[Interface dataset entries]

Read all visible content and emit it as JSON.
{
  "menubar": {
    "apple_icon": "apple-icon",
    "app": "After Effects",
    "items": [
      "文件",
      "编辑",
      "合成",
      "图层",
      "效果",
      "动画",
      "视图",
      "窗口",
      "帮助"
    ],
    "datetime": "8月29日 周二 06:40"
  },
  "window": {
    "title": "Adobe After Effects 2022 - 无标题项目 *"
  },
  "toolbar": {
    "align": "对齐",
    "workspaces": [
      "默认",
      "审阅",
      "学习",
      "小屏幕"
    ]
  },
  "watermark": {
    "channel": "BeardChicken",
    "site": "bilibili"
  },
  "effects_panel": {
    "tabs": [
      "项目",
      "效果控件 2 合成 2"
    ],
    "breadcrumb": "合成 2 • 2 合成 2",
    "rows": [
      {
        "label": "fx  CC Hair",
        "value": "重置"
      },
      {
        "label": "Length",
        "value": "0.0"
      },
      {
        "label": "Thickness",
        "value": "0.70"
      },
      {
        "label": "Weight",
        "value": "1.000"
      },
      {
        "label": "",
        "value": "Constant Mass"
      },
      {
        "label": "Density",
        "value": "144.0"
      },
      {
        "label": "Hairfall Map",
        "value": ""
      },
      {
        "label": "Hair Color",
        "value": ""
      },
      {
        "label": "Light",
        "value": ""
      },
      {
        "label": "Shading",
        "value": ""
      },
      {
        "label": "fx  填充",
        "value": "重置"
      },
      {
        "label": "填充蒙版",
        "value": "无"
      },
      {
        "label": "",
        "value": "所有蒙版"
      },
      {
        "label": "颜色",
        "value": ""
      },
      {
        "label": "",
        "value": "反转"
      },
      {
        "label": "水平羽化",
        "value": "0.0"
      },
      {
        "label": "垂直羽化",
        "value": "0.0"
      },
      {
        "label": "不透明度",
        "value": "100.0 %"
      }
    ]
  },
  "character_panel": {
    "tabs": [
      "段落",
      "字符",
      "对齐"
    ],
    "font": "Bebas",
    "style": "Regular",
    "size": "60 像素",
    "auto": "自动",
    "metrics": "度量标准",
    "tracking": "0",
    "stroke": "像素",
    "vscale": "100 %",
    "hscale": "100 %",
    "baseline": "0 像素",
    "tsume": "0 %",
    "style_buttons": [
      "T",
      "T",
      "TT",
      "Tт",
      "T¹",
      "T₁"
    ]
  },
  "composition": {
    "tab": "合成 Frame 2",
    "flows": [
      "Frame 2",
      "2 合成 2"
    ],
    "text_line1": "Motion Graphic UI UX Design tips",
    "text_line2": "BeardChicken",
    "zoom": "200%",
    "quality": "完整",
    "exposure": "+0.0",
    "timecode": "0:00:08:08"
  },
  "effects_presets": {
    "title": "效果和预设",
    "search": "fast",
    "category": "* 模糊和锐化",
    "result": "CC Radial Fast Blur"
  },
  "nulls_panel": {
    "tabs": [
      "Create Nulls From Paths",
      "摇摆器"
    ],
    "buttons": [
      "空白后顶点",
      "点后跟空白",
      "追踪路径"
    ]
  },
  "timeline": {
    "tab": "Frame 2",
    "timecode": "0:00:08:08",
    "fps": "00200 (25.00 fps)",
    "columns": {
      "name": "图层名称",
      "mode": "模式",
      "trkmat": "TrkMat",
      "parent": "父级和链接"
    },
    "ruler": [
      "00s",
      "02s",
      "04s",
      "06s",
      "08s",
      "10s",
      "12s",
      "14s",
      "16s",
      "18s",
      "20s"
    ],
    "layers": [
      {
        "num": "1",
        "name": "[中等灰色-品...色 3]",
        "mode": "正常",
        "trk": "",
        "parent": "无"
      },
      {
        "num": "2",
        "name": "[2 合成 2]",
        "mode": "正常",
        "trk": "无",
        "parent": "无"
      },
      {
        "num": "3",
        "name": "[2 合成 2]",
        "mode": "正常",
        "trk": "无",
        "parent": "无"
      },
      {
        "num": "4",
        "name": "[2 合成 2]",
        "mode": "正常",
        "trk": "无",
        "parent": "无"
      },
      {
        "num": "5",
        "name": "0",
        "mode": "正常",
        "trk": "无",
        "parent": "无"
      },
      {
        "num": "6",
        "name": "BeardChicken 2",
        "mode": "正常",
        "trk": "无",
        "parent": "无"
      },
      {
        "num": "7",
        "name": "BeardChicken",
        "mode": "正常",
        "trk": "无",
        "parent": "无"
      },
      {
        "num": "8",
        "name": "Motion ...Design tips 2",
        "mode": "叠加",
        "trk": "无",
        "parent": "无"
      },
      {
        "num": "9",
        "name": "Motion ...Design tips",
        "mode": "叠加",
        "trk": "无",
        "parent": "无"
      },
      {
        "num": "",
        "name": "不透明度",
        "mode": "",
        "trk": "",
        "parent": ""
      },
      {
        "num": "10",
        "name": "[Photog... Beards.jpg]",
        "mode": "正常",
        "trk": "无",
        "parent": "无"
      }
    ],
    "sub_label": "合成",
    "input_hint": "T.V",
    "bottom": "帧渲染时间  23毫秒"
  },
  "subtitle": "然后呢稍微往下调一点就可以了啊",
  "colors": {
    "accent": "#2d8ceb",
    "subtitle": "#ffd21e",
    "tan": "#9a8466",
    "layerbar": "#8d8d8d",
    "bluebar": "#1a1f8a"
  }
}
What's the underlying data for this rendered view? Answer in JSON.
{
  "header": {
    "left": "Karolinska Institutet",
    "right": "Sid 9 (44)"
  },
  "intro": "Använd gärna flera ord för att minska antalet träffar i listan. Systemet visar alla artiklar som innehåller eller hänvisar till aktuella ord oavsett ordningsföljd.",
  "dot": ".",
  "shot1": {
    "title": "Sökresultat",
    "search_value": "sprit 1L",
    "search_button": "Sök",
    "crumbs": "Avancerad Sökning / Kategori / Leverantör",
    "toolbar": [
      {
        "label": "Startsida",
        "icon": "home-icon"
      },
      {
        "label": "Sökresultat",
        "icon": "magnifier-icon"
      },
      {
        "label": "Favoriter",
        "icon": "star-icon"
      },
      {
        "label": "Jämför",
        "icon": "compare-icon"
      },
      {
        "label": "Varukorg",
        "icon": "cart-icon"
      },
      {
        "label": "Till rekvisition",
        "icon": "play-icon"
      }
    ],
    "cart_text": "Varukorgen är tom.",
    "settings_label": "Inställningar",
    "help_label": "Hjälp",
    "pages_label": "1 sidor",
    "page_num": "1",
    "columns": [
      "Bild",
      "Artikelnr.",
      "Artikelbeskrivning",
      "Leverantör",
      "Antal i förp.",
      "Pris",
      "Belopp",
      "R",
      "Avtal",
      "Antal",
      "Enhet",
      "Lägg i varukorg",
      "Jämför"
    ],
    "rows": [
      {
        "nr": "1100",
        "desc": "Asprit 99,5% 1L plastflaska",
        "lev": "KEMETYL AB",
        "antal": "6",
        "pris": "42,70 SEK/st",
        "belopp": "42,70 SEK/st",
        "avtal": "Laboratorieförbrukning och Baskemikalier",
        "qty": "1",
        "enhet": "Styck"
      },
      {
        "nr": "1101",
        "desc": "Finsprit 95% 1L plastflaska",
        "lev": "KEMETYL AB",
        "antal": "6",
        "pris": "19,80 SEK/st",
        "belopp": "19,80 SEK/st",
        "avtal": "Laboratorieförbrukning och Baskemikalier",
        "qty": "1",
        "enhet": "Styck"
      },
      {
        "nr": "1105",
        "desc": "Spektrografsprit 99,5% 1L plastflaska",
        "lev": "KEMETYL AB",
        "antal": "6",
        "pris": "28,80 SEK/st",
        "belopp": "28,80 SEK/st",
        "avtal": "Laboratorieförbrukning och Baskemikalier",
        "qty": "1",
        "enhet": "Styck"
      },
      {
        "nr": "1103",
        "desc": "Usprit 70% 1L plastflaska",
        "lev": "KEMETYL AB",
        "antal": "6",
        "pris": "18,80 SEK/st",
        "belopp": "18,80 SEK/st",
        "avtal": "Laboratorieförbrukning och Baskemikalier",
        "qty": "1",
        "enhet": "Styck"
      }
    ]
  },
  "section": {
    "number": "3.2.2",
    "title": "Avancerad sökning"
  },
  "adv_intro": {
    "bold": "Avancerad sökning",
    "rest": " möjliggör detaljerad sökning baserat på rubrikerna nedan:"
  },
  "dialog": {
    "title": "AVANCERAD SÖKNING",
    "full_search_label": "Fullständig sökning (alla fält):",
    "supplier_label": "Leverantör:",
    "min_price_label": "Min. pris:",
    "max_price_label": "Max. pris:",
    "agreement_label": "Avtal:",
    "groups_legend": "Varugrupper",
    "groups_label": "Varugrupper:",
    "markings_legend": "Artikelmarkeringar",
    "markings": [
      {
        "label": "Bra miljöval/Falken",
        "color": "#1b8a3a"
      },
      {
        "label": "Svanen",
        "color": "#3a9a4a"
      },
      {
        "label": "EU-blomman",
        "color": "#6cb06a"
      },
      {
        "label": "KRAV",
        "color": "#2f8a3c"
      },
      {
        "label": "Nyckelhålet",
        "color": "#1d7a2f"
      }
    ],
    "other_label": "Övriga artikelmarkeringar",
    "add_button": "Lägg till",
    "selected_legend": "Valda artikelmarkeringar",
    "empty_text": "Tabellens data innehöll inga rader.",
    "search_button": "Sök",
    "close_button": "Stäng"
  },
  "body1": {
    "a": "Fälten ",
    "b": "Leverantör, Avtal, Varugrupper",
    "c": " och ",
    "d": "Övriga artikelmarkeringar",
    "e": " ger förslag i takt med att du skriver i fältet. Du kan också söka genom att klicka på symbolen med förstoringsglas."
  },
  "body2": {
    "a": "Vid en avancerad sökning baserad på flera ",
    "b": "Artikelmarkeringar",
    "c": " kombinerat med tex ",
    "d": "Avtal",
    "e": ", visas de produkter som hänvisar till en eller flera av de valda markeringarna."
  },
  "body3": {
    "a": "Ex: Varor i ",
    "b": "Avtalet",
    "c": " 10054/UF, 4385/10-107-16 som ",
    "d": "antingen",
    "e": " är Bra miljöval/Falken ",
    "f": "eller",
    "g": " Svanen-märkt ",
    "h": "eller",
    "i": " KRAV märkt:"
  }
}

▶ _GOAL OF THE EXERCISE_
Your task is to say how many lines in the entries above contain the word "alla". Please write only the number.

▶ _OUTPUT OF THE EXERCISE_
2